Pope's Timber Fund business invests exclusively in the Pacific Northwest, mainly in Washington and Oregon. GAAP accounting rules make Pope consolidate their Timber Fund business with their own operations, even though Pope only owns 20% of the Timber Fund. This results in a somewhat muddied view of both Pope's and the Timber Fund's operations. So far, Pope has invested about $171 million on 61,000 acres of Timber Fund timberland. They collect a 0.9% asset management fee and about $12.50 per acre land management fee. This works out to about $2.3 million a year. My estimate of expenses are about $1.5 million. This leaves about $800,000 net. Again, these are my estimates. Pope has closed on a $180 million Fund III, of which they will invest 5%. When it is all invested, I estimate that about 72,000 acres will be added to Pope's ownership. Fees should be about $4.8 million with a net of about $2.2 million, again, my estimates.

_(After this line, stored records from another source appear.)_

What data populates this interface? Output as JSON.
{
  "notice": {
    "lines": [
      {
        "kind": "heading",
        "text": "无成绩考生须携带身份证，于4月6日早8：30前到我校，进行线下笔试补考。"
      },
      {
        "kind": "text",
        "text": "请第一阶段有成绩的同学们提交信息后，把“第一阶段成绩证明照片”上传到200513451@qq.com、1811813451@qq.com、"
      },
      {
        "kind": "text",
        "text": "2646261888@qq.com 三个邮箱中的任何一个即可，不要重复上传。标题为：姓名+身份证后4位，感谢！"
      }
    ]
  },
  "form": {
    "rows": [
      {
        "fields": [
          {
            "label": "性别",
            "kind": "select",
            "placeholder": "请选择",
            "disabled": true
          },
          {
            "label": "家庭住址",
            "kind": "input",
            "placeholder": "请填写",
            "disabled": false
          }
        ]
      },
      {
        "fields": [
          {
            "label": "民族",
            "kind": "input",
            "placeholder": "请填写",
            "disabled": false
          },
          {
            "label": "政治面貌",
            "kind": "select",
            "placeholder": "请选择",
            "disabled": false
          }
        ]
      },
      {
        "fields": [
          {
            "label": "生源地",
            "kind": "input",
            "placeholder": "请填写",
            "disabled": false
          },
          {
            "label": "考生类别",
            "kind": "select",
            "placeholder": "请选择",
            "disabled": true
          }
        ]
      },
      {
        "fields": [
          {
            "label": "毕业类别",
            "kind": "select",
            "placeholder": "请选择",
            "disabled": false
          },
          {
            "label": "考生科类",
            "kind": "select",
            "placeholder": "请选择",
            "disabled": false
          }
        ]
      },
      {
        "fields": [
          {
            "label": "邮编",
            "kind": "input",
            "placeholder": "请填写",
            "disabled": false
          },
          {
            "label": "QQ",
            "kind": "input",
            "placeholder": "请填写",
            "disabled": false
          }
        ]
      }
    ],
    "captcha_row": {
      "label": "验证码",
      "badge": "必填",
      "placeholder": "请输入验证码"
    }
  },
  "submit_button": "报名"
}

Pope's unit price is now at $53.00, up 23% from $42.95 on January 1, 2012. The yield is about 3.4%. The 52-week range is $41.19 to $60.39. Year to date 2012 results have been affected considerably by the $12.5 million environmental remediation charge in the second quarter. Without this charge, Pope is not having a bad year considering log prices are down about 5%.
As I have said in previous articles, lumber and plywood prices have been rising this year due to increased building as the housing sector improves. However, these higher lumber prices have not yet trickled down into higher log prices. In addition, export demand for logs from China is still weak. When log prices increase, due to either or both of these factors, Pope's earnings and cash flow should rebound considerably. In the meantime, it pays a nice dividend and owns some of the best timberland properties in the Pacific Northwest.